*TASK STATEMENT*
How many lines in these entries contain the string "Connecting"? Reply with the number alone.
[SUPPLIED ENTRIES Boundary: Start]
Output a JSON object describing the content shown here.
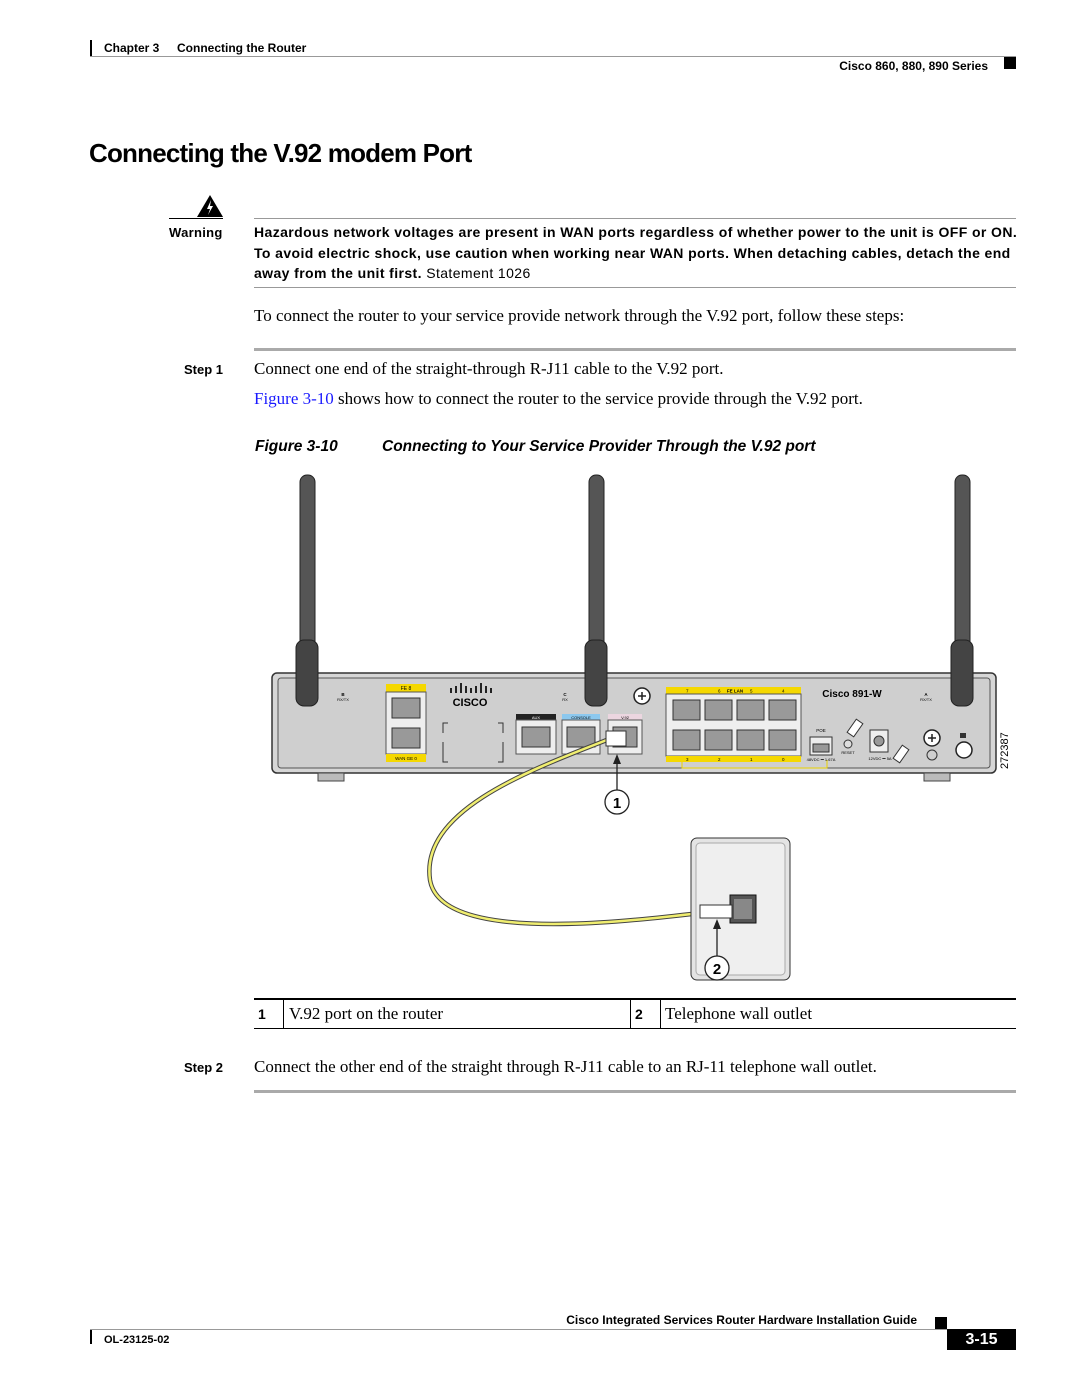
{
  "header": {
    "chapter": "Chapter 3",
    "chapter_title": "Connecting the Router",
    "series": "Cisco 860, 880, 890 Series"
  },
  "title": "Connecting the V.92 modem Port",
  "warning": {
    "label": "Warning",
    "icon": "warning-electric-icon",
    "text_bold": "Hazardous network voltages are present in WAN ports regardless of whether power to the unit is OFF or ON. To avoid electric shock, use caution when working near WAN ports. When detaching cables, detach the end away from the unit first.",
    "statement": "Statement 1026"
  },
  "intro": "To connect the router to your service provide network through the V.92 port, follow these steps:",
  "steps": [
    {
      "label": "Step 1",
      "text": "Connect one end of the straight-through R-J11 cable to the V.92 port.",
      "ref_link": "Figure 3-10",
      "ref_text": " shows how to connect the router to the service provide through the V.92 port."
    },
    {
      "label": "Step 2",
      "text": "Connect the other end of the straight through R-J11 cable to an RJ-11 telephone wall outlet."
    }
  ],
  "figure": {
    "number": "Figure 3-10",
    "caption": "Connecting to Your Service Provider Through the V.92 port",
    "id_number": "272387",
    "router": {
      "model": "Cisco 891-W",
      "brand": "CISCO",
      "labels": {
        "fe8": "FE 8",
        "wan": "WAN GE 0",
        "aux": "AUX",
        "console": "CONSOLE",
        "v92": "V.92",
        "felan": "FE LAN",
        "poe": "POE",
        "reset": "RESET",
        "b": "B",
        "b_sub": "RX/TX",
        "c": "C",
        "c_sub": "RX",
        "a": "A",
        "a_sub": "RX/TX",
        "power48": "48VDC ⎓ 1.67A",
        "power12": "12VDC ⎓ 5A"
      },
      "lan_top": [
        "7",
        "6",
        "5",
        "4"
      ],
      "lan_bottom": [
        "3",
        "2",
        "1",
        "0"
      ]
    },
    "callouts": [
      "1",
      "2"
    ]
  },
  "legend": [
    {
      "num": "1",
      "text": "V.92 port on the router"
    },
    {
      "num": "2",
      "text": "Telephone wall outlet"
    }
  ],
  "footer": {
    "guide": "Cisco Integrated Services Router Hardware Installation Guide",
    "doc_id": "OL-23125-02",
    "page": "3-15"
  }
}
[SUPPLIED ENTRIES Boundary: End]
*ANSWER TO THIS EXERCISE*
3